The last picture shows the magnitude of the mess. Virtually everything has to be reinstalled so it’s hard to not jump from one task to another. Because the beta-builder said that his car has bumpsteer issues, that’s eating at me enough that the front suspension will be installed early in the build-up so that can be checked. Not knowing is worse than finding it incorrect. Among the mess on the floor is a tap – absolutely necessary to run it through every threaded insert else the rod ends will jam up bad.
Someone asked why there are small holes in the floor panel bays. That was a lesson learned on Kimini, where pebbles and sand collecting on the floor with no way out. It drove me nuts to hear it rattle back and forth on twisty roads, and having to vacuum it out. Then there’s the inevitability of the car someday getting caught in the rain; it needs a way out else it becomes a pond on wheels.

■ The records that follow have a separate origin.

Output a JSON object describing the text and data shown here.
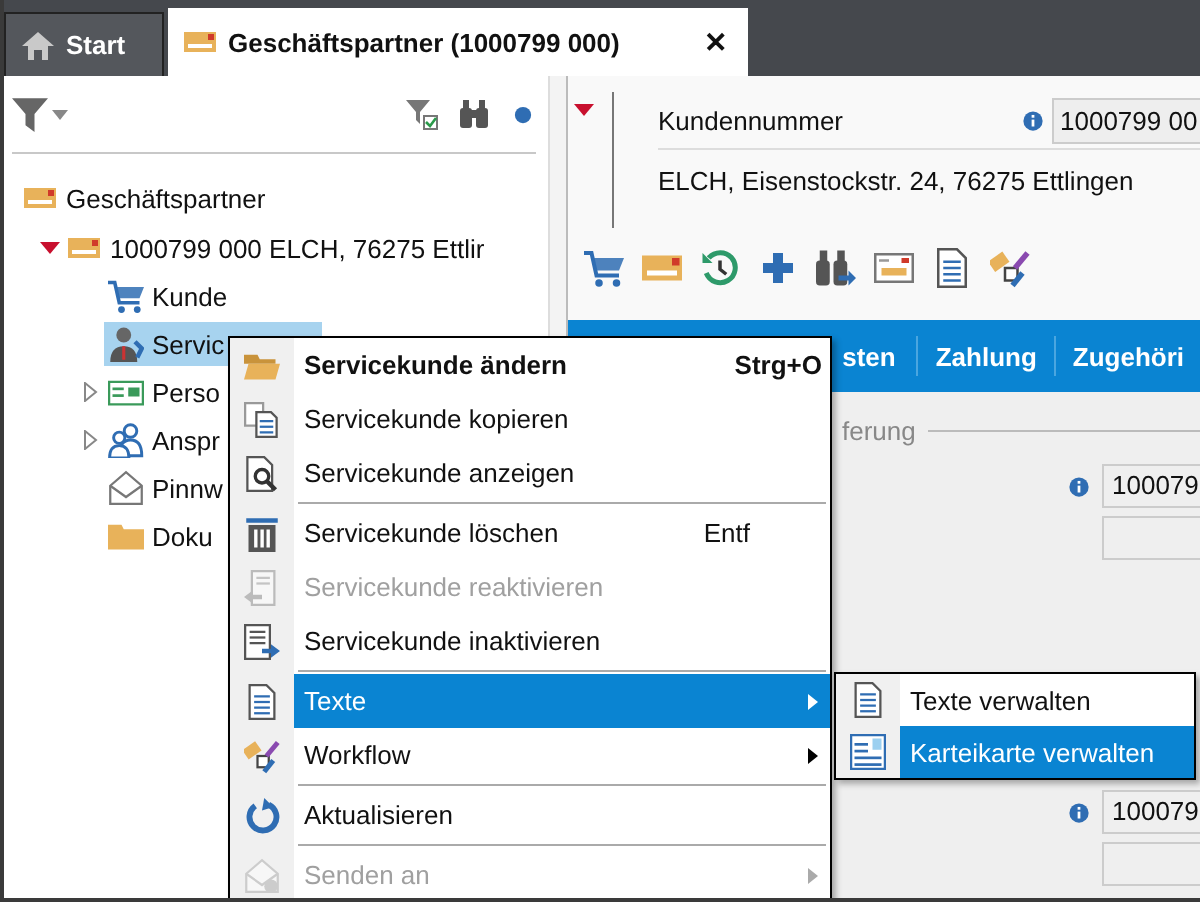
{
  "tabs": [
    {
      "label": "Start",
      "selected": false
    },
    {
      "label": "Geschäftspartner (1000799 000)",
      "selected": true,
      "close": "✕"
    }
  ],
  "tree": [
    {
      "label": "Geschäftspartner",
      "selected": false,
      "children": [
        {
          "label": "1000799  000  ELCH, 76275 Ettlir",
          "selected": false,
          "expanded": true,
          "children": [
            {
              "label": "Kunde",
              "selected": false
            },
            {
              "label": "Servic",
              "selected": true
            },
            {
              "label": "Perso",
              "selected": false,
              "expanded": false
            },
            {
              "label": "Anspr",
              "selected": false,
              "expanded": false
            },
            {
              "label": "Pinnw",
              "selected": false
            },
            {
              "label": "Doku",
              "selected": false
            }
          ]
        }
      ]
    }
  ],
  "header": {
    "label": "Kundennummer",
    "value": "1000799 00",
    "address": "ELCH, Eisenstockstr. 24, 76275 Ettlingen"
  },
  "detail_tabs": [
    "sten",
    "Zahlung",
    "Zugehöri"
  ],
  "group": {
    "label": "ferung",
    "fields": [
      {
        "value": "100079",
        "info": true
      },
      {
        "info": false
      },
      {
        "value": "100079",
        "info": true
      },
      {
        "info": false
      }
    ]
  },
  "context_menu": [
    {
      "kind": "item",
      "label": "Servicekunde ändern",
      "shortcut": "Strg+O",
      "bold": true,
      "disabled": false,
      "selected": false
    },
    {
      "kind": "item",
      "label": "Servicekunde kopieren",
      "disabled": false,
      "selected": false
    },
    {
      "kind": "item",
      "label": "Servicekunde anzeigen",
      "disabled": false,
      "selected": false
    },
    {
      "kind": "separator"
    },
    {
      "kind": "item",
      "label": "Servicekunde löschen",
      "shortcut": "Entf",
      "disabled": false,
      "selected": false
    },
    {
      "kind": "item",
      "label": "Servicekunde reaktivieren",
      "disabled": true,
      "selected": false
    },
    {
      "kind": "item",
      "label": "Servicekunde inaktivieren",
      "disabled": false,
      "selected": false
    },
    {
      "kind": "separator"
    },
    {
      "kind": "item",
      "label": "Texte",
      "submenu": true,
      "disabled": false,
      "selected": true
    },
    {
      "kind": "item",
      "label": "Workflow",
      "submenu": true,
      "disabled": false,
      "selected": false
    },
    {
      "kind": "separator"
    },
    {
      "kind": "item",
      "label": "Aktualisieren",
      "disabled": false,
      "selected": false
    },
    {
      "kind": "separator"
    },
    {
      "kind": "item",
      "label": "Senden an",
      "submenu": true,
      "disabled": true,
      "selected": false
    }
  ],
  "submenu": [
    {
      "label": "Texte verwalten",
      "selected": false
    },
    {
      "label": "Karteikarte verwalten",
      "selected": true
    }
  ]
}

750 rivets later and the floor panels are in; the open gap being where the fuel tank slides in. On the floor in the second picture is a pneumatic rivet gun – highly recommended! I must have used a slightly different size drill bit for the rivets on Kimini. There they went right in while on Midlana I’m having to drill out the paint on every rivet hole. Found a few incomplete (non-critical thankfully) welds… oops. Found a few hiding bits and pieces in the garage which should have been painted; they’ll be dropped off tomorrow. A few other bits will be left as bare aluminum but Alodine-coated, which looks nice and is easy to do. Realized that I’d completely forgotten about the wire harness on the engine which still needs wrapping.>

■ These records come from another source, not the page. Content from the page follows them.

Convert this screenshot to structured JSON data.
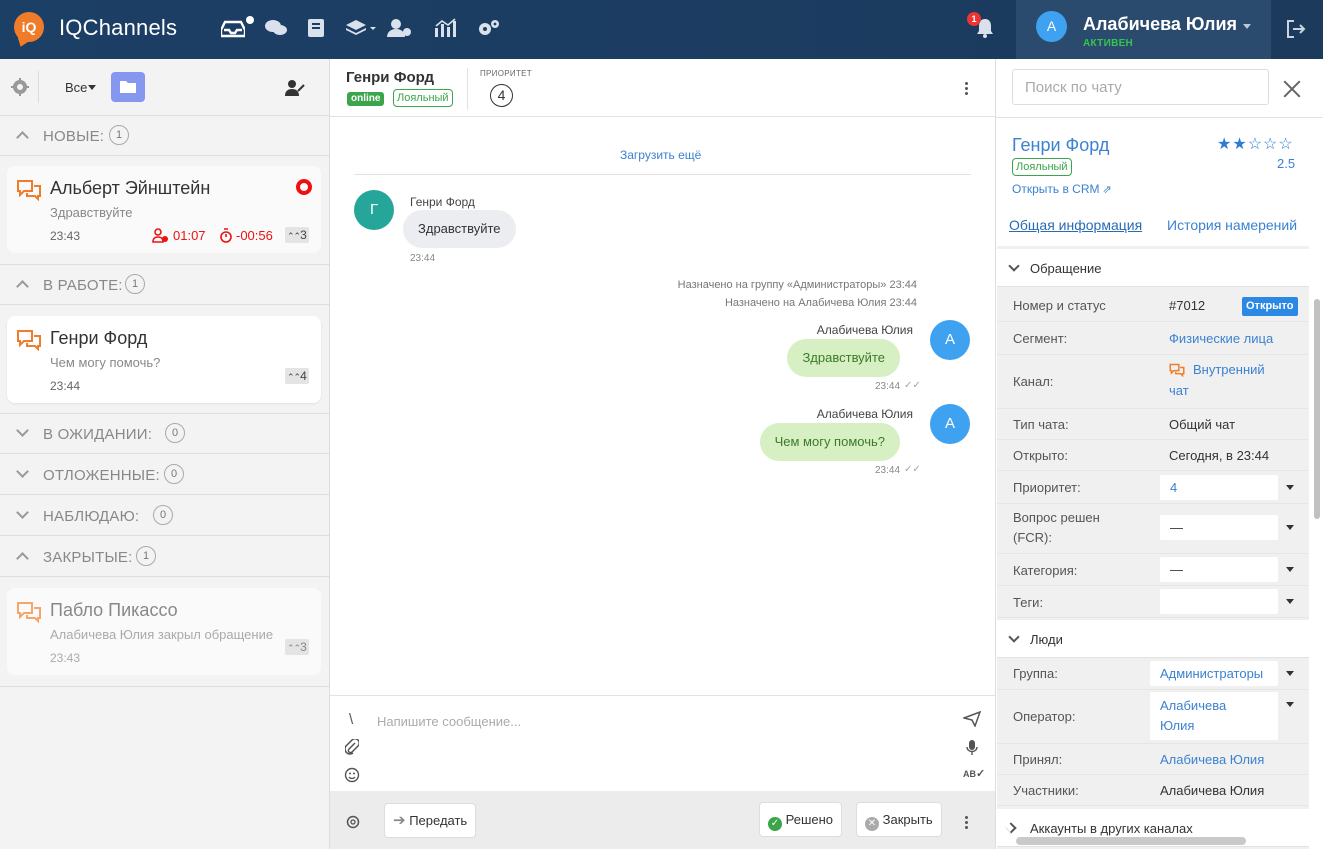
{
  "app": {
    "title": "IQChannels",
    "logo_text": "iQ",
    "notifications_count": "1"
  },
  "user": {
    "avatar_letter": "A",
    "name": "Алабичева Юлия",
    "status": "АКТИВЕН"
  },
  "left": {
    "filter_label": "Все",
    "sections": {
      "new": {
        "label": "НОВЫЕ:",
        "count": "1"
      },
      "in_work": {
        "label": "В РАБОТЕ:",
        "count": "1"
      },
      "waiting": {
        "label": "В ОЖИДАНИИ:",
        "count": "0"
      },
      "postponed": {
        "label": "ОТЛОЖЕННЫЕ:",
        "count": "0"
      },
      "watching": {
        "label": "НАБЛЮДАЮ:",
        "count": "0"
      },
      "closed": {
        "label": "ЗАКРЫТЫЕ:",
        "count": "1"
      }
    },
    "chats": [
      {
        "name": "Альберт Эйнштейн",
        "snippet": "Здравствуйте",
        "time": "23:43",
        "wait_timer": "01:07",
        "sla_timer": "-00:56",
        "priority": "3"
      },
      {
        "name": "Генри Форд",
        "snippet": "Чем могу помочь?",
        "time": "23:44",
        "priority": "4"
      },
      {
        "name": "Пабло Пикассо",
        "snippet": "Алабичева Юлия закрыл обращение",
        "time": "23:43",
        "priority": "3"
      }
    ]
  },
  "chat": {
    "contact_name": "Генри Форд",
    "online_badge": "online",
    "loyalty_badge": "Лояльный",
    "priority_label": "ПРИОРИТЕТ",
    "priority_value": "4",
    "load_more": "Загрузить ещё",
    "messages": [
      {
        "avatar": "Г",
        "author": "Генри Форд",
        "text": "Здравствуйте",
        "time": "23:44"
      },
      {
        "system": "Назначено на группу «Администраторы» 23:44"
      },
      {
        "system": "Назначено на Алабичева Юлия 23:44"
      },
      {
        "avatar": "A",
        "author": "Алабичева Юлия",
        "text": "Здравствуйте",
        "time": "23:44"
      },
      {
        "avatar": "A",
        "author": "Алабичева Юлия",
        "text": "Чем могу помочь?",
        "time": "23:44"
      }
    ],
    "composer_placeholder": "Напишите сообщение...",
    "composer_slash": "\\",
    "buttons": {
      "transfer": "Передать",
      "resolved": "Решено",
      "close": "Закрыть"
    }
  },
  "details": {
    "search_placeholder": "Поиск по чату",
    "client_name": "Генри Форд",
    "loyalty_badge": "Лояльный",
    "rating": "2.5",
    "rating_stars": "★★☆☆☆",
    "crm_link": "Открыть в CRM",
    "tabs": [
      "Общая информация",
      "История намерений"
    ],
    "appeal": {
      "title": "Обращение",
      "number_label": "Номер и статус",
      "number": "#7012",
      "status": "Открыто",
      "segment_label": "Сегмент:",
      "segment": "Физические лица",
      "channel_label": "Канал:",
      "channel_line1": "Внутренний",
      "channel_line2": "чат",
      "chat_type_label": "Тип чата:",
      "chat_type": "Общий чат",
      "opened_label": "Открыто:",
      "opened": "Сегодня, в 23:44",
      "priority_label": "Приоритет:",
      "priority": "4",
      "fcr_label_1": "Вопрос решен",
      "fcr_label_2": "(FCR):",
      "fcr": "—",
      "category_label": "Категория:",
      "category": "—",
      "tags_label": "Теги:",
      "tags": ""
    },
    "people": {
      "title": "Люди",
      "group_label": "Группа:",
      "group": "Администраторы",
      "operator_label": "Оператор:",
      "operator_line1": "Алабичева",
      "operator_line2": "Юлия",
      "accepted_label": "Принял:",
      "accepted": "Алабичева Юлия",
      "participants_label": "Участники:",
      "participants": "Алабичева Юлия"
    },
    "accounts": {
      "title": "Аккаунты в других каналах"
    }
  },
  "colors": {
    "topbar": "#1c3f66",
    "accent_orange": "#f07c2a",
    "link_blue": "#3b82d0",
    "online_green": "#3aa54b",
    "alert_red": "#e11111",
    "outgoing_bubble": "#d6f0c4"
  }
}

Almost ended up with a second dog. I was walking Midi when a tan pitbull-mix came running up – always a dicey situation but he was young and very playful. Looked around and there was no owner and he had no tags. He ended up following us all the way home but was uninterested when offered food and water. He was a bit skittish, much like Midi when we got him (Midi was found on the street, too.) Being a holiday there was no way to take him to the Humane Society and I didn’t trust putting the two of them in our yard until I knew they’d really get along, especially since Midi is very defensive of the yard. The dog ended up getting distracted by another dog being walked by and followed it – I wish him well. Later, Midi was taking a nap and dreaming, wagging his tail – with his hair standing up on his back, he must have been playing with his new friend. If it hadn’t been a holiday… well, who knows.
Started in on putting the car together. Not much to see yet because much of the day was spent running reamers through mounting holes, and taps through various threaded bores. Then there was installing various rivnuts, followed by the the two footwell panels. As of tonight all that’s installed are the coolant tubes down the center, the footwell panels, and one floor panel. I have tomorrow off and will post pictures then, but at least things are moving.
In other news I’m building a new pc to replace this one that’s getting flakey. It’s amazing how much technology has moved along and once again I’m reminded of the huge drop on harddrive prices. In the mid-1990’s I built a pc where it cost $1 per MB , now it’s $0.001 – one thousandth as much. Also, the solid state drives (SSD) are just amazing. From pushing the on-button to when Windows is up and running takes 18 seconds. As fast as the machine is though, it’s taking literally days to move all the software over so it runs the same as it does on this one. Still a couple of program files to move but no, it’s not taking time away from car construction.